- _Exercise brief_: What you return must match the records word for word, except that images are dropped.

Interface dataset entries
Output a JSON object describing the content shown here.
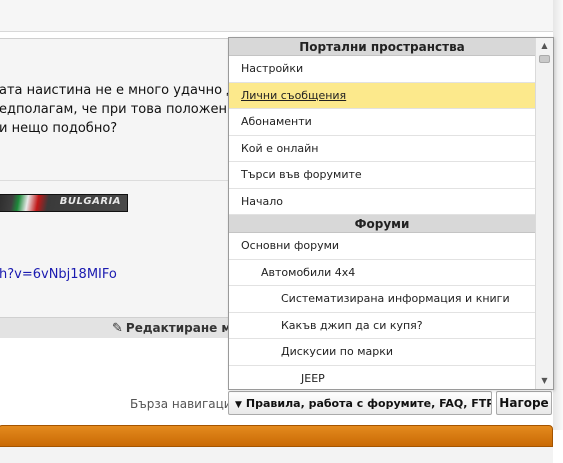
{
  "post": {
    "lines": [
      "ата наистина не е много удачно д",
      "едполагам, че при това положени",
      "и нещо подобно?"
    ],
    "signature_banner": "BULGARIA",
    "link_text": "h?v=6vNbj18MIFo",
    "edit_button": "Редактиране мн"
  },
  "quicknav": {
    "label": "Бърза навигация",
    "selected": "Правила, работа с форумите, FAQ, FTP ...",
    "top_button": "Нагоре"
  },
  "dropdown": {
    "sections": [
      {
        "header": "Портални пространства",
        "items": [
          {
            "label": "Настройки",
            "level": 0,
            "selected": false
          },
          {
            "label": "Лични съобщения",
            "level": 0,
            "selected": true
          },
          {
            "label": "Абонаменти",
            "level": 0,
            "selected": false
          },
          {
            "label": "Кой е онлайн",
            "level": 0,
            "selected": false
          },
          {
            "label": "Търси във форумите",
            "level": 0,
            "selected": false
          },
          {
            "label": "Начало",
            "level": 0,
            "selected": false
          }
        ]
      },
      {
        "header": "Форуми",
        "items": [
          {
            "label": "Основни форуми",
            "level": 0,
            "selected": false
          },
          {
            "label": "Автомобили 4x4",
            "level": 1,
            "selected": false
          },
          {
            "label": "Систематизирана информация и книги",
            "level": 2,
            "selected": false
          },
          {
            "label": "Какъв джип да си купя?",
            "level": 2,
            "selected": false
          },
          {
            "label": "Дискусии по марки",
            "level": 2,
            "selected": false
          },
          {
            "label": "JEEP",
            "level": 3,
            "selected": false
          }
        ]
      }
    ]
  },
  "icons": {
    "edit": "pencil-icon",
    "select_arrow": "triangle-down-icon",
    "scroll_up": "arrow-up-icon",
    "scroll_down": "arrow-down-icon"
  },
  "colors": {
    "selected_item": "#fce98c",
    "orange_bar": "#e48a1e",
    "link": "#1a1ab0"
  }
}
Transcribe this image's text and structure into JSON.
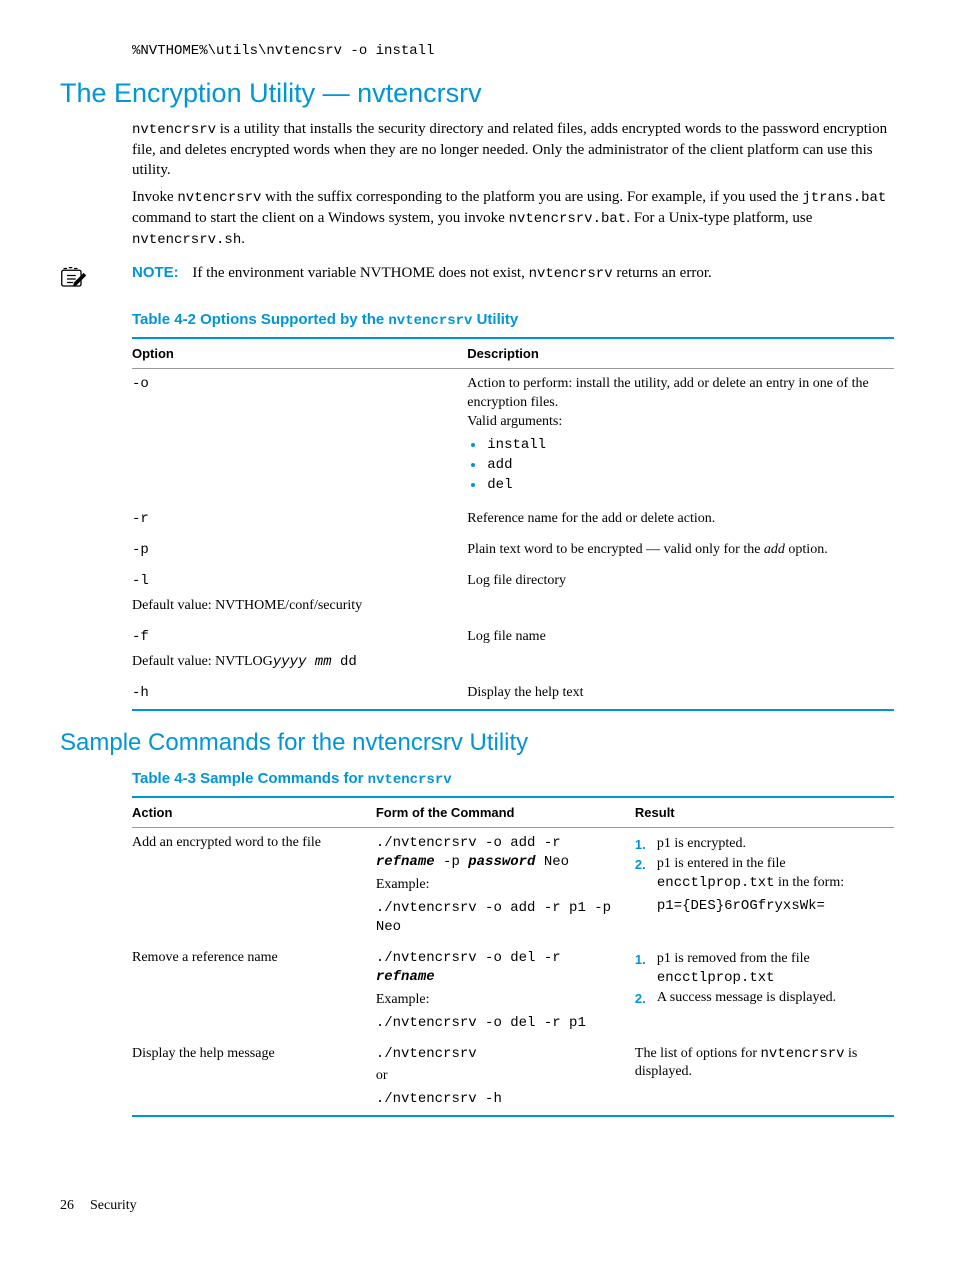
{
  "topCommand": "%NVTHOME%\\utils\\nvtencsrv -o install",
  "h1": "The Encryption Utility — nvtencrsrv",
  "intro": {
    "p1a": "nvtencrsrv",
    "p1b": " is a utility that installs the security directory and related files, adds encrypted words to the password encryption file, and deletes encrypted words when they are no longer needed. Only the administrator of the client platform can use this utility.",
    "p2a": "Invoke ",
    "p2b": "nvtencrsrv",
    "p2c": " with the suffix corresponding to the platform you are using. For example, if you used the ",
    "p2d": "jtrans.bat",
    "p2e": " command to start the client on a Windows system, you invoke ",
    "p2f": "nvtencrsrv.bat",
    "p2g": ". For a Unix-type platform, use ",
    "p2h": "nvtencrsrv.sh",
    "p2i": "."
  },
  "note": {
    "label": "NOTE:",
    "a": "If the environment variable NVTHOME does not exist, ",
    "b": "nvtencrsrv",
    "c": " returns an error."
  },
  "t42": {
    "caption_a": "Table 4-2 Options Supported by the ",
    "caption_b": "nvtencrsrv",
    "caption_c": " Utility",
    "col1": "Option",
    "col2": "Description",
    "rows": {
      "o": {
        "opt": "-o",
        "d1": "Action to perform: install the utility, add or delete an entry in one of the encryption files.",
        "d2": "Valid arguments:",
        "a1": "install",
        "a2": "add",
        "a3": "del"
      },
      "r": {
        "opt": "-r",
        "desc": "Reference name for the add or delete action."
      },
      "p": {
        "opt": "-p",
        "da": "Plain text word to be encrypted — valid only for the ",
        "db": "add",
        "dc": " option."
      },
      "l": {
        "opt": "-l",
        "desc": "Log file directory",
        "defa": "Default value: NVTHOME/conf/security"
      },
      "f": {
        "opt": "-f",
        "desc": "Log file name",
        "defa": "Default value: NVTLOG",
        "defb": "yyyy mm ",
        "defc": "dd"
      },
      "h": {
        "opt": "-h",
        "desc": "Display the help text"
      }
    }
  },
  "h2": "Sample Commands for the nvtencrsrv Utility",
  "t43": {
    "caption_a": "Table 4-3 Sample Commands for ",
    "caption_b": "nvtencrsrv",
    "col1": "Action",
    "col2": "Form of the Command",
    "col3": "Result",
    "rows": {
      "add": {
        "action": "Add an encrypted word to the file",
        "cmd_a": "./nvtencrsrv -o add -r ",
        "cmd_b": "refname",
        "cmd_c": " -p ",
        "cmd_d": "password",
        "cmd_e": " Neo",
        "ex_label": "Example:",
        "ex_cmd": "./nvtencrsrv -o add -r p1 -p Neo",
        "r1": "p1 is encrypted.",
        "r2a": "p1 is entered in the file ",
        "r2b": "encctlprop.txt",
        "r2c": " in the form:",
        "r2d": "p1={DES}6rOGfryxsWk="
      },
      "del": {
        "action": "Remove a reference name",
        "cmd_a": "./nvtencrsrv -o del -r ",
        "cmd_b": "refname",
        "ex_label": "Example:",
        "ex_cmd": "./nvtencrsrv -o del -r p1",
        "r1a": "p1 is removed from the file ",
        "r1b": "encctlprop.txt",
        "r2": "A success message is displayed."
      },
      "help": {
        "action": "Display the help message",
        "cmd_a": "./nvtencrsrv",
        "or": "or",
        "cmd_b": "./nvtencrsrv -h",
        "ra": "The list of options for ",
        "rb": "nvtencrsrv",
        "rc": " is displayed."
      }
    }
  },
  "footer": {
    "page": "26",
    "section": "Security"
  }
}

- _Finished task_:
Output a JSON object describing the content shown here.
{
  "post": {
    "lines": [
      "ата наистина не е много удачно д",
      "едполагам, че при това положени",
      "и нещо подобно?"
    ],
    "signature_banner": "BULGARIA",
    "link_text": "h?v=6vNbj18MIFo",
    "edit_button": "Редактиране мн"
  },
  "quicknav": {
    "label": "Бърза навигация",
    "selected": "Правила, работа с форумите, FAQ, FTP ...",
    "top_button": "Нагоре"
  },
  "dropdown": {
    "sections": [
      {
        "header": "Портални пространства",
        "items": [
          {
            "label": "Настройки",
            "level": 0,
            "selected": false
          },
          {
            "label": "Лични съобщения",
            "level": 0,
            "selected": true
          },
          {
            "label": "Абонаменти",
            "level": 0,
            "selected": false
          },
          {
            "label": "Кой е онлайн",
            "level": 0,
            "selected": false
          },
          {
            "label": "Търси във форумите",
            "level": 0,
            "selected": false
          },
          {
            "label": "Начало",
            "level": 0,
            "selected": false
          }
        ]
      },
      {
        "header": "Форуми",
        "items": [
          {
            "label": "Основни форуми",
            "level": 0,
            "selected": false
          },
          {
            "label": "Автомобили 4x4",
            "level": 1,
            "selected": false
          },
          {
            "label": "Систематизирана информация и книги",
            "level": 2,
            "selected": false
          },
          {
            "label": "Какъв джип да си купя?",
            "level": 2,
            "selected": false
          },
          {
            "label": "Дискусии по марки",
            "level": 2,
            "selected": false
          },
          {
            "label": "JEEP",
            "level": 3,
            "selected": false
          }
        ]
      }
    ]
  },
  "icons": {
    "edit": "pencil-icon",
    "select_arrow": "triangle-down-icon",
    "scroll_up": "arrow-up-icon",
    "scroll_down": "arrow-down-icon"
  },
  "colors": {
    "selected_item": "#fce98c",
    "orange_bar": "#e48a1e",
    "link": "#1a1ab0"
  }
}
Transcribe this image's text and structure into JSON.
{
  "topCommand": "%NVTHOME%\\utils\\nvtencsrv -o install",
  "h1": "The Encryption Utility — nvtencrsrv",
  "intro": {
    "p1a": "nvtencrsrv",
    "p1b": " is a utility that installs the security directory and related files, adds encrypted words to the password encryption file, and deletes encrypted words when they are no longer needed. Only the administrator of the client platform can use this utility.",
    "p2a": "Invoke ",
    "p2b": "nvtencrsrv",
    "p2c": " with the suffix corresponding to the platform you are using. For example, if you used the ",
    "p2d": "jtrans.bat",
    "p2e": " command to start the client on a Windows system, you invoke ",
    "p2f": "nvtencrsrv.bat",
    "p2g": ". For a Unix-type platform, use ",
    "p2h": "nvtencrsrv.sh",
    "p2i": "."
  },
  "note": {
    "label": "NOTE:",
    "a": "If the environment variable NVTHOME does not exist, ",
    "b": "nvtencrsrv",
    "c": " returns an error."
  },
  "t42": {
    "caption_a": "Table 4-2 Options Supported by the ",
    "caption_b": "nvtencrsrv",
    "caption_c": " Utility",
    "col1": "Option",
    "col2": "Description",
    "rows": {
      "o": {
        "opt": "-o",
        "d1": "Action to perform: install the utility, add or delete an entry in one of the encryption files.",
        "d2": "Valid arguments:",
        "a1": "install",
        "a2": "add",
        "a3": "del"
      },
      "r": {
        "opt": "-r",
        "desc": "Reference name for the add or delete action."
      },
      "p": {
        "opt": "-p",
        "da": "Plain text word to be encrypted — valid only for the ",
        "db": "add",
        "dc": " option."
      },
      "l": {
        "opt": "-l",
        "desc": "Log file directory",
        "defa": "Default value: NVTHOME/conf/security"
      },
      "f": {
        "opt": "-f",
        "desc": "Log file name",
        "defa": "Default value: NVTLOG",
        "defb": "yyyy mm ",
        "defc": "dd"
      },
      "h": {
        "opt": "-h",
        "desc": "Display the help text"
      }
    }
  },
  "h2": "Sample Commands for the nvtencrsrv Utility",
  "t43": {
    "caption_a": "Table 4-3 Sample Commands for ",
    "caption_b": "nvtencrsrv",
    "col1": "Action",
    "col2": "Form of the Command",
    "col3": "Result",
    "rows": {
      "add": {
        "action": "Add an encrypted word to the file",
        "cmd_a": "./nvtencrsrv -o add -r ",
        "cmd_b": "refname",
        "cmd_c": " -p ",
        "cmd_d": "password",
        "cmd_e": " Neo",
        "ex_label": "Example:",
        "ex_cmd": "./nvtencrsrv -o add -r p1 -p Neo",
        "r1": "p1 is encrypted.",
        "r2a": "p1 is entered in the file ",
        "r2b": "encctlprop.txt",
        "r2c": " in the form:",
        "r2d": "p1={DES}6rOGfryxsWk="
      },
      "del": {
        "action": "Remove a reference name",
        "cmd_a": "./nvtencrsrv -o del -r ",
        "cmd_b": "refname",
        "ex_label": "Example:",
        "ex_cmd": "./nvtencrsrv -o del -r p1",
        "r1a": "p1 is removed from the file ",
        "r1b": "encctlprop.txt",
        "r2": "A success message is displayed."
      },
      "help": {
        "action": "Display the help message",
        "cmd_a": "./nvtencrsrv",
        "or": "or",
        "cmd_b": "./nvtencrsrv -h",
        "ra": "The list of options for ",
        "rb": "nvtencrsrv",
        "rc": " is displayed."
      }
    }
  },
  "footer": {
    "page": "26",
    "section": "Security"
  }
}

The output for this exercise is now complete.